Exercise description –
Could you retype the whole listing word for word and drop the images?
+ + + + +
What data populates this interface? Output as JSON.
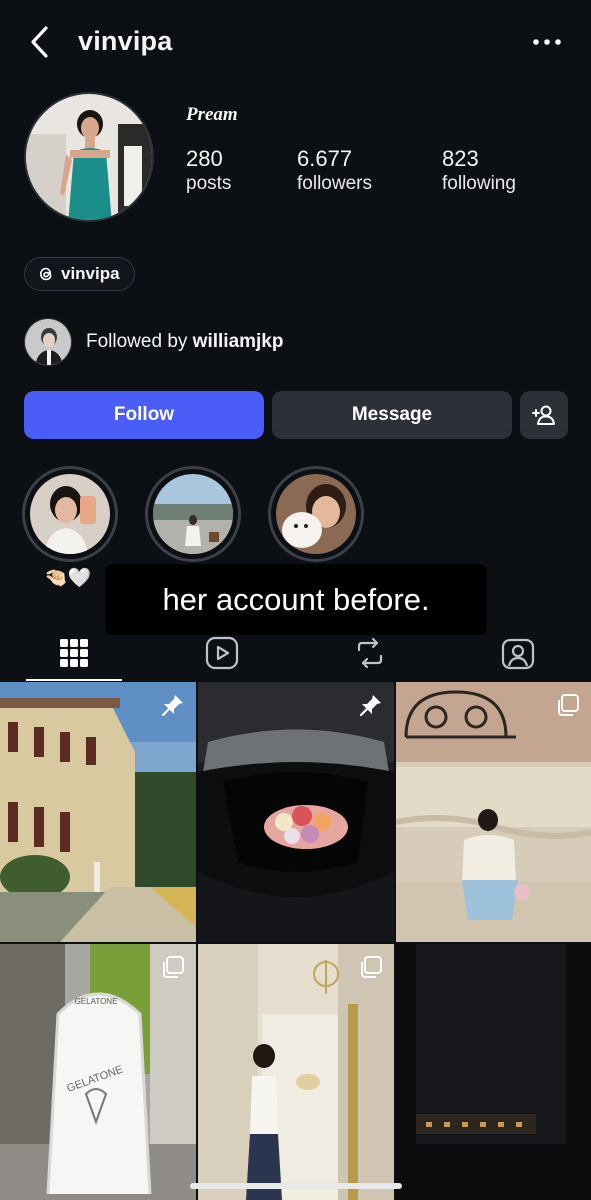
{
  "header": {
    "username": "vinvipa",
    "back_icon": "chevron-left-icon",
    "more_icon": "more-horizontal-icon"
  },
  "profile": {
    "display_name": "Pream",
    "stats": [
      {
        "value": "280",
        "label": "posts"
      },
      {
        "value": "6.677",
        "label": "followers"
      },
      {
        "value": "823",
        "label": "following"
      }
    ],
    "threads_handle": "vinvipa",
    "followed_by_prefix": "Followed by",
    "followed_by_user": "williamjkp"
  },
  "actions": {
    "follow_label": "Follow",
    "message_label": "Message",
    "add_user_icon": "add-user-icon"
  },
  "highlights": {
    "first_label": "🤏🏻🤍"
  },
  "overlay": {
    "caption": "her account before."
  },
  "tabs": [
    "grid-icon",
    "reels-icon",
    "reposts-icon",
    "tagged-icon"
  ],
  "colors": {
    "background": "#0c0f14",
    "follow_button": "#4a5df9",
    "secondary_button": "#2c3038"
  }
}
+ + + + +
Answer to the exercise –
What data populates this interface? Output as JSON.
{
  "header": {
    "username": "vinvipa",
    "back_icon": "chevron-left-icon",
    "more_icon": "more-horizontal-icon"
  },
  "profile": {
    "display_name": "Pream",
    "stats": [
      {
        "value": "280",
        "label": "posts"
      },
      {
        "value": "6.677",
        "label": "followers"
      },
      {
        "value": "823",
        "label": "following"
      }
    ],
    "threads_handle": "vinvipa",
    "followed_by_prefix": "Followed by",
    "followed_by_user": "williamjkp"
  },
  "actions": {
    "follow_label": "Follow",
    "message_label": "Message",
    "add_user_icon": "add-user-icon"
  },
  "highlights": {
    "first_label": "🤏🏻🤍"
  },
  "overlay": {
    "caption": "her account before."
  },
  "tabs": [
    "grid-icon",
    "reels-icon",
    "reposts-icon",
    "tagged-icon"
  ],
  "colors": {
    "background": "#0c0f14",
    "follow_button": "#4a5df9",
    "secondary_button": "#2c3038"
  }
}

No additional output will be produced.